How do you protect yourself from these pesky bugs if you do encounter them? Read our full Alaska mosquitoes article for some tips.
On our site you'll find both self-guided and escorted trips, but all of the custom travel packages we build are self-guided. We book all transportation, accommodations, and activities. When you're on your trip you'll travel independently and will not be part of the same group.
If you are interested in an escorted trip with a guide and group, please take a look at our Alaska Fully Guided Tours page.
Although accommodations can be made for service animals, there are more restrictions on traveling with a family pet. In terms of transportation, the Alaska Railroad does allow animals, but requires that they be in crates and checked to the train's baggage car. Some rental car companies do allow pets in their vehicles. Accommodations can also be a challenge. There are hotels in Anchorage, Seward, Valdez, Homer, and Fairbanks who allow pets. It's important to book pet-friendly accommodations as early as possible as they often sell out.
We provide more information about traveling with your pet in Alaska, including fees and tips for keeping your pet safe while on the go, in this article.
If you plan to do any fishing in Alaska, be it by charter or on your own, you will need a fishing license. Many fishing tour companies sell licenses at their offices. You can also buy them at outdoor stores like Bass Pro or online with the Alaska Department of Fish and Game.
Alaska Tour & Travel does not book airfare.
It depends when and where you visit, but in the summer expect an abundance of daylight. See our Alaska Weather & Daylight page for a breakdown by month and region.
Alaska Tour & Travel is a private booking agency that has been in business since 1995.
There is cell phone reception in most towns in Alaska, but it is very common to lose service when traveling between them.
The U.S. Dollar is the currency in Alaska.
Bear safety in Alaska starts with knowing how to avoid a bear encounter altogether. Always be aware of your surroundings. Take care moving through areas with limited visibility like grass and brush. Never wear headphones while on trails in Alaska. Instead, make your own noise. Talk, sing, tell jokes: The key is to make enough noise so that a bear won't be surprised by you. Also, travel with a group of two or more. Finally, if you're camping or fishing, do not leave any food or fish scraps unattended.

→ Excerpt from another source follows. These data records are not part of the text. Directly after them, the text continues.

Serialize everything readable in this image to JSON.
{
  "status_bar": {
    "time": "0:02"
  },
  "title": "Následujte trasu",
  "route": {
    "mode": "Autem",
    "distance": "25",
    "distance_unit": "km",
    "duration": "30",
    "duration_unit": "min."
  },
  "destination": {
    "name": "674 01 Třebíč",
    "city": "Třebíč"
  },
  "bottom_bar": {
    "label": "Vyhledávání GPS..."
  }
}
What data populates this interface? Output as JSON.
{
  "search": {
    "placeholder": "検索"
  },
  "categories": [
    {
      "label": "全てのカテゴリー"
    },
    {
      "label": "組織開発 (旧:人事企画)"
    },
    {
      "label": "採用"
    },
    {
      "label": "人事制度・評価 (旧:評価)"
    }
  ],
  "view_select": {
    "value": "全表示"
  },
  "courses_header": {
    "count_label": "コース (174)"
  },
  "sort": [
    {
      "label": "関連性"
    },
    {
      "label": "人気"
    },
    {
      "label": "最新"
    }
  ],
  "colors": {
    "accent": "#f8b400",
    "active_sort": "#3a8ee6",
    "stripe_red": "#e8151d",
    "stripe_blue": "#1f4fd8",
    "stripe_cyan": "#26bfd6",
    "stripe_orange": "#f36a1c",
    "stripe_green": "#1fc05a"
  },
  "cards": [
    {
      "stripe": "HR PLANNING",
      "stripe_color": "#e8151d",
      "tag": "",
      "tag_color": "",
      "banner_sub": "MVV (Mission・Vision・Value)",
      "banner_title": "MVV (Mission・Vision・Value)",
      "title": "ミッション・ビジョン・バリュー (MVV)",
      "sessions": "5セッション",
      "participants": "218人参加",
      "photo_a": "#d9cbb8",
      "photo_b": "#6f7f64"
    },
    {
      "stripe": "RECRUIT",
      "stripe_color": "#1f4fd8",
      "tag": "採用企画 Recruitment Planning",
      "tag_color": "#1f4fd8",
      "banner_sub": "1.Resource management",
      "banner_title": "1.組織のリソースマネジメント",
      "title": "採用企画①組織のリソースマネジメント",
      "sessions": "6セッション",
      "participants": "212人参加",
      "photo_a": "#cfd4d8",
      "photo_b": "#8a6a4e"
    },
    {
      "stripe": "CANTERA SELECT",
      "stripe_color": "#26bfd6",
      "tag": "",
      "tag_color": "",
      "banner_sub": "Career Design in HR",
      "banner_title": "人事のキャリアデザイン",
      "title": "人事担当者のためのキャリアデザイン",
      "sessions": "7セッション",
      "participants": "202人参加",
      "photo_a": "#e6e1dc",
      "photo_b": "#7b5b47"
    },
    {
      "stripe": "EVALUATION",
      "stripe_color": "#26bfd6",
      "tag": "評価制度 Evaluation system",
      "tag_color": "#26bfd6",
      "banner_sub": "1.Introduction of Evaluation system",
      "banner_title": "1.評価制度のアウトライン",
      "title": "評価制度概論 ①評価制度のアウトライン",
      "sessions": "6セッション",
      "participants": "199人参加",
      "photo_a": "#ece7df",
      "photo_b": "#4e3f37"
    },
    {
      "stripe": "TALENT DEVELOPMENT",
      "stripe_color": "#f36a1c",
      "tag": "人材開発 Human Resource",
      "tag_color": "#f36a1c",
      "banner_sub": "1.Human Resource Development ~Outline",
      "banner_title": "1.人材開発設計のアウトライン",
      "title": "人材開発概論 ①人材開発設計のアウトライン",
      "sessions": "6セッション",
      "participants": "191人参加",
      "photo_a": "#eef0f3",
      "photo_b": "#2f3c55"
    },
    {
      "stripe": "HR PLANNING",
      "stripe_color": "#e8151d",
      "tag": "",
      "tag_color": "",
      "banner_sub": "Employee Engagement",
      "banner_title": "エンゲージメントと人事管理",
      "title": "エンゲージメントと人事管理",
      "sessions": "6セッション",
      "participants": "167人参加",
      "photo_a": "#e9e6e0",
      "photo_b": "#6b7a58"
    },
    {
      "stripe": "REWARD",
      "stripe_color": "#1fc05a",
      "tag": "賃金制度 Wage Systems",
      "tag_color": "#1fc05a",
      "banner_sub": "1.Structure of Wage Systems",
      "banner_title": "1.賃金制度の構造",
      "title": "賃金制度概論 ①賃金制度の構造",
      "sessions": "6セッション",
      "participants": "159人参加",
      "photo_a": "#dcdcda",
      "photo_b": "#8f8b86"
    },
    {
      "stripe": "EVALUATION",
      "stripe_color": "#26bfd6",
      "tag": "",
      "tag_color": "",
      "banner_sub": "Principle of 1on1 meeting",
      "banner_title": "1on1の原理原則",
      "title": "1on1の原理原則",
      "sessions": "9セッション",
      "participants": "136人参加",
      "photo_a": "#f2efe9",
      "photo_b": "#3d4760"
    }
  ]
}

Should you, despite your best efforts, encounter a bear in the wild there are several steps you can take to stay safe. Read about those procedures plus learn more about bear spray in this article on bear safety in Alaska.
Visitors who want to see the northern lights have a better chance if they are in or north of Fairbanks between late August and April. The weather needs to be clear and the sky dark. For more information, take a look at our advice for seeing the northern lights.
All of Alaska is in the Alaska Standard Time Zone. Alaska is one hour behind Pacific Standard Time and four hours behind Eastern Standard Time.